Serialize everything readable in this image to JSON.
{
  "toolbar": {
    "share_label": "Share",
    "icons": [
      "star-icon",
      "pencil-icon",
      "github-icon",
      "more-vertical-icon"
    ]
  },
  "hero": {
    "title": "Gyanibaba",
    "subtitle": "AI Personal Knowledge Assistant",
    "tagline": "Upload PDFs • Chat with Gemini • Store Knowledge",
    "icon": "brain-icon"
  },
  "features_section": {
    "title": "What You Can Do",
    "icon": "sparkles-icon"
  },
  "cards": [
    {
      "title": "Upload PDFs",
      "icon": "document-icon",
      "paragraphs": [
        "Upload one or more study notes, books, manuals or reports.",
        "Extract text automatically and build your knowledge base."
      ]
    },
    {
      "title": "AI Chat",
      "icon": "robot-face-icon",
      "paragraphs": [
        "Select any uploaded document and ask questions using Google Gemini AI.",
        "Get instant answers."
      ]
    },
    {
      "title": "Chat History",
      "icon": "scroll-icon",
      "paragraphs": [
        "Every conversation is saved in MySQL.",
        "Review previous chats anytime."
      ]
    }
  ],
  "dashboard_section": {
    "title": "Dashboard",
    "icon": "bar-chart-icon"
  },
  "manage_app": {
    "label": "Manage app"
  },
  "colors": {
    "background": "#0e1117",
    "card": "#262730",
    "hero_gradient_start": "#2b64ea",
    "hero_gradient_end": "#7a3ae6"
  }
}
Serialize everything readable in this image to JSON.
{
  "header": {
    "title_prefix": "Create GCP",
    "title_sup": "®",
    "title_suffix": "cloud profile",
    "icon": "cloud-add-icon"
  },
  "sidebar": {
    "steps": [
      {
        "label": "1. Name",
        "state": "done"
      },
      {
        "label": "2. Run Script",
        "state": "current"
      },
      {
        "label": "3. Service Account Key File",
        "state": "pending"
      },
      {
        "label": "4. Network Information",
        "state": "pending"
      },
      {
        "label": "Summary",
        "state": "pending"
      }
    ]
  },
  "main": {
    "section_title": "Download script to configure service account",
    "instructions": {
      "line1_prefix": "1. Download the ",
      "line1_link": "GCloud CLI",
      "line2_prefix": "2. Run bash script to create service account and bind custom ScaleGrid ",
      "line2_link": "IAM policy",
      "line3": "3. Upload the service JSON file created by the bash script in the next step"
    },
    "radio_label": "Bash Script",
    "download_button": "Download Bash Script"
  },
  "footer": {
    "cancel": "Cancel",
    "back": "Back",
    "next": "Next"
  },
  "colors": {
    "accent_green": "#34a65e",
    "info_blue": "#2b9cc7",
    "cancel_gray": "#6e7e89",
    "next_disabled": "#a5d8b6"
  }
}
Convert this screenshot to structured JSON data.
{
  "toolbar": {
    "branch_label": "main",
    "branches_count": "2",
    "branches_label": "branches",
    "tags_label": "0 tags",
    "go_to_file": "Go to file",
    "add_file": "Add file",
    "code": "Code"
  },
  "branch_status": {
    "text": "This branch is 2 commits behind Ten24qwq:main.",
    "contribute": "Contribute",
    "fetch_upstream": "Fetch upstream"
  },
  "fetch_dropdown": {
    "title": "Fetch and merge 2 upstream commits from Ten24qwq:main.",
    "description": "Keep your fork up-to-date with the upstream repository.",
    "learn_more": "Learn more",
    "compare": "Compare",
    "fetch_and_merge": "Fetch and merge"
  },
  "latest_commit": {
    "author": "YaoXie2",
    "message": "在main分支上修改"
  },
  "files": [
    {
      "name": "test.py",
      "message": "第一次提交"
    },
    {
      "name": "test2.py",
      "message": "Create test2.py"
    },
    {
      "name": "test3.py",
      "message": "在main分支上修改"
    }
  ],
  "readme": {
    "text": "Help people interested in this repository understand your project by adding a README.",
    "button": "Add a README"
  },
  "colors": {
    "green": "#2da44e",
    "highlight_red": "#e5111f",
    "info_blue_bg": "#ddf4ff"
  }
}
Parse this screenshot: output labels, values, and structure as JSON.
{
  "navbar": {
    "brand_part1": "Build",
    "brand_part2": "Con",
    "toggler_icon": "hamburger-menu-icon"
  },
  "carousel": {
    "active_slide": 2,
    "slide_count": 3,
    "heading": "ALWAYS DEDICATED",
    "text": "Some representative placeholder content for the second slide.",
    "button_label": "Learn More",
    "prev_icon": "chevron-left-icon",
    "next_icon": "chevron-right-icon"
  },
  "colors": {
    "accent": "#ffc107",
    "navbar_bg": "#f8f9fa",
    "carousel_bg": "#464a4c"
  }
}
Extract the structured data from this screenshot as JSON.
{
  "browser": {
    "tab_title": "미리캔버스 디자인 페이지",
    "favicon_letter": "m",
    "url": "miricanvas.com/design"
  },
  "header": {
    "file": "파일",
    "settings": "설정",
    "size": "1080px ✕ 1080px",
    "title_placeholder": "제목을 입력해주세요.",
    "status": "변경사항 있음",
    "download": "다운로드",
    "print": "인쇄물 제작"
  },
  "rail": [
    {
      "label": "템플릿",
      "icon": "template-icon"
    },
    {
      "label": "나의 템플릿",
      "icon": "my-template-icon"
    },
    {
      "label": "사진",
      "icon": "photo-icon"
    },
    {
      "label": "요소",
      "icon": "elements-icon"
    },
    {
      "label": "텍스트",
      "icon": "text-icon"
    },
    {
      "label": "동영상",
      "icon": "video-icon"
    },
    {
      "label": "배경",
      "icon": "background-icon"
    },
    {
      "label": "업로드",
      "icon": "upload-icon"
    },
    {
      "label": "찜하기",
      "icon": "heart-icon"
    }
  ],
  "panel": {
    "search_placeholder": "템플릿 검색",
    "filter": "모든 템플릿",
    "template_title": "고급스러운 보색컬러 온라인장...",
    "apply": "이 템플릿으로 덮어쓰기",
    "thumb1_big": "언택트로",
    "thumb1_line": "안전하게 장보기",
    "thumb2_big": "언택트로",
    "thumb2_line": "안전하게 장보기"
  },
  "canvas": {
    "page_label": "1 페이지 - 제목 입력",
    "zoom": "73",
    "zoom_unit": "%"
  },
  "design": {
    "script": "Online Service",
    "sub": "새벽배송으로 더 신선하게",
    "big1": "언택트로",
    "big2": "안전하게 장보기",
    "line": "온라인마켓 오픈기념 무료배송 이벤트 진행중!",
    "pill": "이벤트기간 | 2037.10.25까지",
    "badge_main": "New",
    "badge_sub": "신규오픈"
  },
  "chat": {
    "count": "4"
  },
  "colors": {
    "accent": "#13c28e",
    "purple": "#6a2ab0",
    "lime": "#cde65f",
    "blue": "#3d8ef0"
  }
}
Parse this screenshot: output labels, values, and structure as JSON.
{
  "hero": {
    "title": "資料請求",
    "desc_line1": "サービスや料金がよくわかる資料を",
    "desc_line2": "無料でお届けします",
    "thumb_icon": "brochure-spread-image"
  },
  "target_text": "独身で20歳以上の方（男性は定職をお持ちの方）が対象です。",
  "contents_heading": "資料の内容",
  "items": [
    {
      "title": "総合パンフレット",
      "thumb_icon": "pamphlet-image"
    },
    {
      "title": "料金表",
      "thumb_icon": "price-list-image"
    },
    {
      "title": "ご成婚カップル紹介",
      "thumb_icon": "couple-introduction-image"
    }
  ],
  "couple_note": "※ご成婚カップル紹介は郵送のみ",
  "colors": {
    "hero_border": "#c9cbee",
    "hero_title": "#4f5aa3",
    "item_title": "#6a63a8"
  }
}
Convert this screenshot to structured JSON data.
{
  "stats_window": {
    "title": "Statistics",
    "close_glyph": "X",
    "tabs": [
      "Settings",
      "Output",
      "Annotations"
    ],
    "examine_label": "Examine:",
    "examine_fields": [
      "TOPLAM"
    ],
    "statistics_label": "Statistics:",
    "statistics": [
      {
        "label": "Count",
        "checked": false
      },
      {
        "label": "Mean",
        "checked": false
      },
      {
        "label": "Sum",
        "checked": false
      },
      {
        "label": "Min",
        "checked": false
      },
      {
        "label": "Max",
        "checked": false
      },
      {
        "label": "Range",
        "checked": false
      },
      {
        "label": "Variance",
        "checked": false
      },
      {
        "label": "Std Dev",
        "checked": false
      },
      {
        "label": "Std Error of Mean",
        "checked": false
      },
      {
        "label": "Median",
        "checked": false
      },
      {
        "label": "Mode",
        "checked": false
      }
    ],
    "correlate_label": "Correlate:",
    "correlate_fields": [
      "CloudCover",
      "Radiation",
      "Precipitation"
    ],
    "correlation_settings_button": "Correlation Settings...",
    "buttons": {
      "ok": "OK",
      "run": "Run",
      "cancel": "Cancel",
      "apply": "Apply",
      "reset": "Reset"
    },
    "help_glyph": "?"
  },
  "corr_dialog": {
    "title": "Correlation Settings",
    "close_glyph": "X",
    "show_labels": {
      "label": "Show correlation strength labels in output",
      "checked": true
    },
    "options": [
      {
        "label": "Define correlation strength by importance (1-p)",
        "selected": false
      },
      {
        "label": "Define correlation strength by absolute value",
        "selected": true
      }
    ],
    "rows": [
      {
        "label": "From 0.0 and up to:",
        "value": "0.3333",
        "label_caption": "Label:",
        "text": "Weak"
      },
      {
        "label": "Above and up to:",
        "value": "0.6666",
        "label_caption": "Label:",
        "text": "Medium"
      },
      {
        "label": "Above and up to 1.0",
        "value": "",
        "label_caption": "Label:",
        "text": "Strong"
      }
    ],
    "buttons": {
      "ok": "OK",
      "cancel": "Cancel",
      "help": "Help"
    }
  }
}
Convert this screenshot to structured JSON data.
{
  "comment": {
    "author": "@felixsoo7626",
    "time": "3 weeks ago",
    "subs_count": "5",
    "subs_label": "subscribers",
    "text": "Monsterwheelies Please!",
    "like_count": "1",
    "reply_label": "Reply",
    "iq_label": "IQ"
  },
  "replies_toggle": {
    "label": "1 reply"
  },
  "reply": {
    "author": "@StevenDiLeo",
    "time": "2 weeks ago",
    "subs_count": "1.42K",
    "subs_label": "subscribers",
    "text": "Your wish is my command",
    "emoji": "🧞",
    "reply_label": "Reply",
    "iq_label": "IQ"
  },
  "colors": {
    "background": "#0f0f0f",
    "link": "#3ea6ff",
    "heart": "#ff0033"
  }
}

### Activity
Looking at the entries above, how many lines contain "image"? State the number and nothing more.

### Expected answer
6